Being generous despite our debt

I will be honest.

When I get my pay cheque I don’t always feel generous towards others. My first thought is keeping it all. My mind is consumed with student loan balances and costly bills.

The rising cost of education has put the millennial generation in precarious financial waters. Education often feels more like a heavy yoke than an economic opportunity. A Pew Research study from 2012 shows that 40 per cent of households led by someone under the age of 35 have some sort of student debt.

Declining economic fortune not only impacts fiscal prosperity, it impacts generous giving. According to a report issued by Empty Tomb Inc, tithing in the local church is lower than at any point since the great depression.

So how do we balance our desire to be generous with our fiscal obligations?

First things first.

Tithing is a response to God. When we give, we acknowledge that all we have not only comes from Him, it belongs to Him as well. Giving is a sacrifice; therefore people may need to sacrifice parts of their lives in order to give. But this doesn’t always mean more debt.

Do not misunderstand what I am saying. Giving to the church should be a priority as a spiritual discipline. In fact we should strive to give as much as possible, regardless of life circumstances.

But sometimes, especially as a student drowning in debt, it’s just not possible to give as much as we would like.

Live with less so that others may have more.

Enjoy life to the fullest, but recognize that it is OK to live with less.

Many live under the weight of comparison. Subconsciously we measure our success in life by the material possessions we have acquired. We are trapped in the endless cycle of debt, because we have failed to live a lifestyle that matches our income.

Making a conscious choice as to whether something is a want or a need must be continuously evaluated.

There’s no such thing as a small gift.

Our first reaction to financial insecurity is holding on to what little we have. Many of us fail to give anything, because we feel that the amount is unacceptable. Or we feel guilty over our lack of consistency.

After I graduated I secured a decent job; but I still struggled to balance giving with student loan payments. Even if the amount seemed small in relation to my salary, I always strived to give more with each passing year. I consistently set goals for a more generous lifestyle.

When I think giving is hard, I am reminded of the churches in Acts. They didn’t have much, but they gave generously. Giving is painful at first. But the more I give, the more I appreciate what I do have.

Giving gives us an attitude of gratefulness.

Throw out your rule-based living.
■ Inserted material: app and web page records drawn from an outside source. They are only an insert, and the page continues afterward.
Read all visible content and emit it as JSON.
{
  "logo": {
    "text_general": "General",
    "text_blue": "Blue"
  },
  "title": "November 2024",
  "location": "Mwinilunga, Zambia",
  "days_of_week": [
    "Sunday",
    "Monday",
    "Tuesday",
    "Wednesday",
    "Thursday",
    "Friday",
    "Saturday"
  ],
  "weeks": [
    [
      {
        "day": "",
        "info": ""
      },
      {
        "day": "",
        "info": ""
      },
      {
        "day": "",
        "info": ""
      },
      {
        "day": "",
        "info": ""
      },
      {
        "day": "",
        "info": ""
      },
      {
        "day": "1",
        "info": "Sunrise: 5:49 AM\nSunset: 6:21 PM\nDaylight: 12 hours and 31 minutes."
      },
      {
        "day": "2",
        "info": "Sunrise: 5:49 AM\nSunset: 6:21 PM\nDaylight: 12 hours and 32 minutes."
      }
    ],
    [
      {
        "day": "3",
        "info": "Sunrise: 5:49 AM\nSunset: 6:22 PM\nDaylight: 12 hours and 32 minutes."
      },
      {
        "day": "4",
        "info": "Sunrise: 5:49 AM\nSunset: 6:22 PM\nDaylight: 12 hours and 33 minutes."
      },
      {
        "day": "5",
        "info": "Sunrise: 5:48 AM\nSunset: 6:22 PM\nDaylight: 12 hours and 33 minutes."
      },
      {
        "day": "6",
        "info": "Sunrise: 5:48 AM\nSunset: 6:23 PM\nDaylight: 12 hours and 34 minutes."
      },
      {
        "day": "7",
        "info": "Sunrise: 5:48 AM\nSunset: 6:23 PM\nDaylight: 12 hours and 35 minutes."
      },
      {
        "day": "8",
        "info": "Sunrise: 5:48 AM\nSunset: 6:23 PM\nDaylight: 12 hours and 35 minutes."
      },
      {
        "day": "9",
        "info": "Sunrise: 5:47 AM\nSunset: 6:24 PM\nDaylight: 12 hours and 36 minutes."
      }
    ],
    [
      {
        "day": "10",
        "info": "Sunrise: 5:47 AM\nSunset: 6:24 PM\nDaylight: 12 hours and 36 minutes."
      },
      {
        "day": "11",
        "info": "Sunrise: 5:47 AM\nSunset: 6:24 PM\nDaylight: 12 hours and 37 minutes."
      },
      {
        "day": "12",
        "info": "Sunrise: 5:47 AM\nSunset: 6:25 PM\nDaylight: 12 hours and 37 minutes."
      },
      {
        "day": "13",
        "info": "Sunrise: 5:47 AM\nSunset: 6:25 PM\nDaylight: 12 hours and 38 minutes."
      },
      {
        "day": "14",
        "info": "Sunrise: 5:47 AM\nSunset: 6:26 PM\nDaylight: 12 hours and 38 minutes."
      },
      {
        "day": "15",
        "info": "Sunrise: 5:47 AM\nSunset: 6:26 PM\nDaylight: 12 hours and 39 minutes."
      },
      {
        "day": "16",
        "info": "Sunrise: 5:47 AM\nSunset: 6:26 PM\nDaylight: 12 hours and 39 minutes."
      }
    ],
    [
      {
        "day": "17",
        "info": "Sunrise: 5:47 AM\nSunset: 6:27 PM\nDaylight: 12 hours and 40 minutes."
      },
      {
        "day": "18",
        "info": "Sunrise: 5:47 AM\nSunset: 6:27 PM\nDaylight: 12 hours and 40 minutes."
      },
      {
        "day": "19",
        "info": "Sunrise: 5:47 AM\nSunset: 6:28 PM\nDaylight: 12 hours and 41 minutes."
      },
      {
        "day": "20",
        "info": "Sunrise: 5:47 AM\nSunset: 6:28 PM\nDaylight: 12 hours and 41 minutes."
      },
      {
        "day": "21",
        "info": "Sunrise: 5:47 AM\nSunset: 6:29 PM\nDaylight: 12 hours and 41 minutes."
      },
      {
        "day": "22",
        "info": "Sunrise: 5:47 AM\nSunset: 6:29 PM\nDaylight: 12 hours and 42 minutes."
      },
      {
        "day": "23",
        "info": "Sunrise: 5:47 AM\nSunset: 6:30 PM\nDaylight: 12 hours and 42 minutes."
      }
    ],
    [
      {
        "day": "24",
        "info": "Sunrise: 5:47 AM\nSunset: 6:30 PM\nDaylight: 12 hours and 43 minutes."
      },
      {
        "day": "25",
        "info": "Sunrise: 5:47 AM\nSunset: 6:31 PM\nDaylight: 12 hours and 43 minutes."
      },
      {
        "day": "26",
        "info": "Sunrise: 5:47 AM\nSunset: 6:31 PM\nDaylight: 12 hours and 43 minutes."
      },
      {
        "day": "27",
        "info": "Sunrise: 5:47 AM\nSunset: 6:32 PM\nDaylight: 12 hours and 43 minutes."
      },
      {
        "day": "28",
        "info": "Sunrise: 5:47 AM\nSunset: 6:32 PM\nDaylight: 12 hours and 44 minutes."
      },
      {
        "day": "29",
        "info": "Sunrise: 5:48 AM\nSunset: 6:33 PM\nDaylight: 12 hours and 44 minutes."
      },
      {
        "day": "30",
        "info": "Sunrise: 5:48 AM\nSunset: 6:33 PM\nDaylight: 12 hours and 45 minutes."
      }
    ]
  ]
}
We should be careful not to put burdens on others to the point of breaking them. Jesus says that the teachers of the law put heavy loads on people’s shoulders, but they themselves are not willing to lift a finger to move them.

When I read through the book of Acts I get this inkling that things should be different. Perhaps it is time we rethink the business model that seems to dominate so many ministries.

Rule-based manipulation won’t inspire others to become generous givers.

God’s love compels us to give.

Economic challenges bring the opportunity to redefine our core beliefs. Material prosperity masks our spiritual poverty.

Worldwide profits and production for the most lucrative corporations are at record levels. Yet wages among the average worker have mostly stagnated. Giving is not confined to our churches, and a consistent lifestyle of generosity has implications beyond the local church. It impacts the way we treat our employees, run our businesses, and the policies we support.

The Apostle Paul had wise words for the Corinthians: “Each one must give as he has decided in his heart, not reluctantly or under compulsion, for God loves a cheerful giver.”

Money is not evil. Loving it is.

God gave us His all; shouldn’t this inspire us to give what we can?

Photo (Flickr CC) by Laura.